structure, while the presence of two different XUV photons and the laser field leads to two distinct
ionization pathways that can interfere destructively. This work demonstrates a new approach for coherent
control in a regime of highly excited states and strong optical fields.

sildes here:

Tuesday, 7 February 2012

Richard: Atomic inner-shell X-ray laser at 1.46 nanometres pumped by an X-ray free-electron laser

Atomic inner-shell X-ray laser at 1.46 nanometres pumped by an X-ray free-electron laser

Since the invention of the laser more than 50 years ago, scientists have striven to achieve amplification on atomic transitions of increasingly shorter wavelength1, 2, 3, 4, 5, 6, 7. The introduction of X-ray free-electron lasers8, 9, 10makes it possible to pump new atomic X-ray lasers11, 12, 13 with ultrashort pulse duration, extreme spectral brightness and full temporal coherence. Here we describe the implementation of an X-ray laser in the kiloelectronvolt energy regime, based on atomic population inversion and driven by rapid K-shell photo-ionization using pulses from an X-ray free-electron laser. We established a population inversion of the Kα transition in singly ionized neon14at 1.46 nanometres (corresponding to a photon energy of 849 electronvolts) in an elongated plasma column created by irradiation of a gas medium. We observed strong amplified spontaneous emission from the end of the excited plasma. This resulted in femtosecond-duration, high-intensity X-ray pulses of much shorter wavelength and greater brilliance than achieved with previous atomic X-ray lasers.
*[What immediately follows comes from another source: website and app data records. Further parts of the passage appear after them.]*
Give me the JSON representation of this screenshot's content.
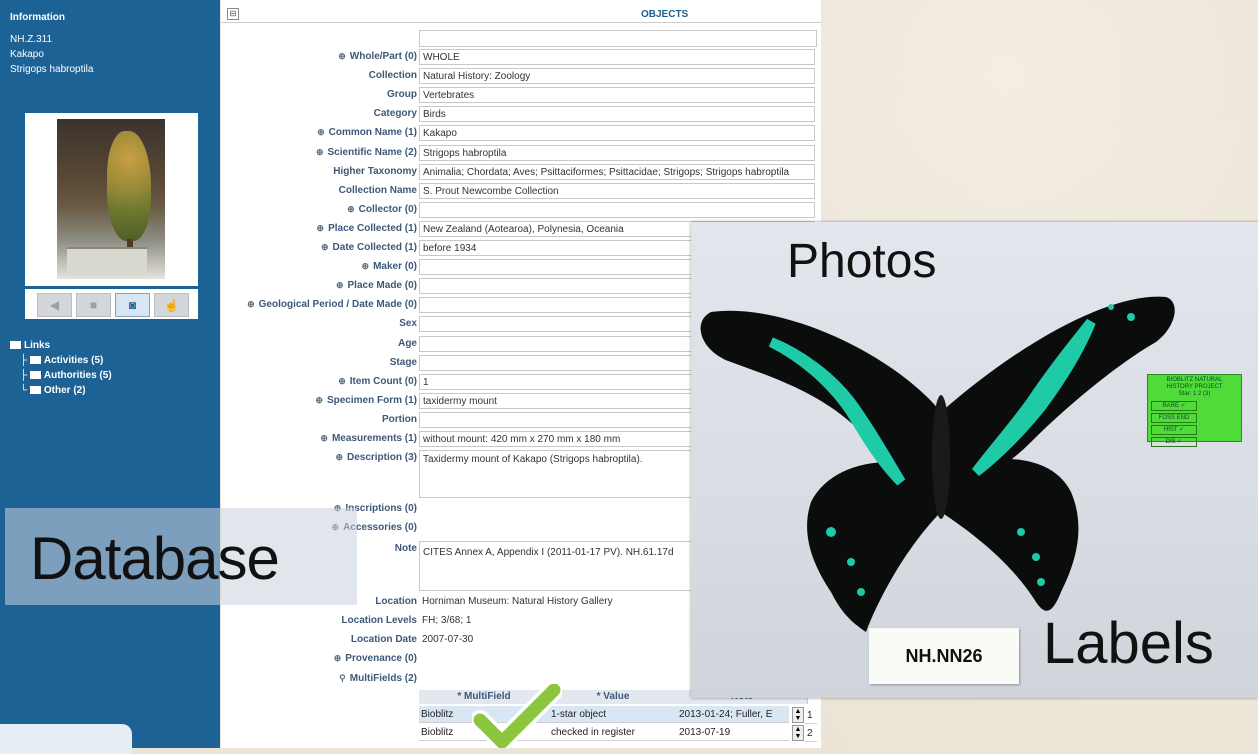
{
  "sidebar": {
    "header": "Information",
    "info_lines": [
      "NH.Z.311",
      "Kakapo",
      "Strigops habroptila"
    ],
    "nav_buttons": [
      "back-icon",
      "square-icon",
      "camera-icon",
      "hand-icon"
    ],
    "links": {
      "title": "Links",
      "items": [
        {
          "label": "Activities (5)"
        },
        {
          "label": "Authorities (5)"
        },
        {
          "label": "Other (2)"
        }
      ]
    }
  },
  "form": {
    "collapse_label": "⊟",
    "title": "OBJECTS",
    "fields": [
      {
        "label": "Whole/Part (0)",
        "value": "WHOLE",
        "icon": true
      },
      {
        "label": "Collection",
        "value": "Natural History: Zoology",
        "icon": false
      },
      {
        "label": "Group",
        "value": "Vertebrates",
        "icon": false
      },
      {
        "label": "Category",
        "value": "Birds",
        "icon": false
      },
      {
        "label": "Common Name (1)",
        "value": "Kakapo",
        "icon": true
      },
      {
        "label": "Scientific Name (2)",
        "value": "Strigops habroptila",
        "icon": true
      },
      {
        "label": "Higher Taxonomy",
        "value": "Animalia; Chordata; Aves; Psittaciformes; Psittacidae; Strigops; Strigops habroptila",
        "icon": false
      },
      {
        "label": "Collection Name",
        "value": "S. Prout Newcombe Collection",
        "icon": false
      },
      {
        "label": "Collector (0)",
        "value": "",
        "icon": true
      },
      {
        "label": "Place Collected (1)",
        "value": "New Zealand (Aotearoa), Polynesia, Oceania",
        "icon": true
      },
      {
        "label": "Date Collected (1)",
        "value": "before 1934",
        "icon": true
      },
      {
        "label": "Maker (0)",
        "value": "",
        "icon": true
      },
      {
        "label": "Place Made (0)",
        "value": "",
        "icon": true
      },
      {
        "label": "Geological Period / Date Made (0)",
        "value": "",
        "icon": true
      },
      {
        "label": "Sex",
        "value": "",
        "icon": false
      },
      {
        "label": "Age",
        "value": "",
        "icon": false
      },
      {
        "label": "Stage",
        "value": "",
        "icon": false
      },
      {
        "label": "Item Count (0)",
        "value": "1",
        "icon": true
      },
      {
        "label": "Specimen Form (1)",
        "value": "taxidermy mount",
        "icon": true
      },
      {
        "label": "Portion",
        "value": "",
        "icon": false
      },
      {
        "label": "Measurements (1)",
        "value": "without mount: 420 mm x 270 mm x 180 mm",
        "icon": true
      },
      {
        "label": "Description (3)",
        "value": "Taxidermy mount of Kakapo (Strigops habroptila).",
        "icon": true
      }
    ],
    "fields2": [
      {
        "label": "Inscriptions (0)",
        "value": "",
        "icon": true
      },
      {
        "label": "Accessories (0)",
        "value": "",
        "icon": true
      }
    ],
    "note_label": "Note",
    "note_value": "CITES Annex A, Appendix I (2011-01-17 PV). NH.61.17d",
    "fields3": [
      {
        "label": "Location",
        "value": "Horniman Museum: Natural History Gallery"
      },
      {
        "label": "Location Levels",
        "value": "FH; 3/68; 1"
      },
      {
        "label": "Location Date",
        "value": "2007-07-30"
      }
    ],
    "provenance_label": "Provenance (0)",
    "multifields_label": "MultiFields (2)",
    "multifield_table": {
      "headers": [
        "* MultiField",
        "* Value",
        "Note"
      ],
      "rows": [
        [
          "Bioblitz",
          "1-star object",
          "2013-01-24; Fuller, E"
        ],
        [
          "Bioblitz",
          "checked in register",
          "2013-07-19"
        ]
      ],
      "row_numbers": [
        "1",
        "2"
      ]
    }
  },
  "overlays": {
    "database": "Database",
    "photos": "Photos",
    "labels": "Labels",
    "specimen_tag": "NH.NN26",
    "green_label": {
      "lines": [
        "BIOBLITZ NATURAL",
        "HISTORY PROJECT"
      ],
      "star_line": "Star: 1  2  (3)",
      "cells": [
        "RARE ✓",
        "FOSS END",
        "HIST ✓",
        "DIS ✓"
      ]
    }
  },
  "colors": {
    "sidebar": "#1d6294",
    "label_text": "#3e5878",
    "butterfly_wing": "#0b0d0c",
    "butterfly_band": "#1fcaa6",
    "green_label": "#4fdc39"
  }
}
Moreover, this scheme provides greatly increased wavelength stability, monochromaticity and improved temporal coherence by comparison with present-day X-ray free-electron lasers. The atomic X-ray lasers realized here may be useful for high-resolution spectroscopy and nonlinear X-ray studies.

Additional Info:

Tuesday, 31 January 2012

Seb: Hollow core fiber at 1.8microns

Trallero-Herrero, C., Jin, C., Schmidt, B. E., Shiner, a D., Kieffer, J.-C., Corkum, P. B., Villeneuve, D. M., et al. (2012). Generation of broad XUV continuous high harmonic spectra and isolated attosecond pulses with intense mid-infrared lasers. Journal of Physics B: Atomic, Molecular and Optical Physics, 45(1), 011001. doi:10.1088/0953-4075/45/1/011001

Shiner, a. D., Schmidt, B. E., Trallero-Herrero, C., Wörner, H. J., Patchkovskii, S., Corkum, P. B., Kieffer, J.-C., et al. (2011). Probing collective multi-electron dynamics in xenon with high-harmonic spectroscopy. Nature Physics, 7(6), 464-467. Nature Publishing Group. doi:10.1038/nphys1940
supplementary information (a lot of material):

Tuesday, 10 January 2012

DM: Simon: XUV Initiated High Harmonic Generation

I intend on giving a thorough and descriptive introduction so if you'd like to learn more about what I'm trying to do in my project - this would be a good opportunity to find out! Also, if you think that your wisdom might add to the discussion, please come along - as I would value external insight.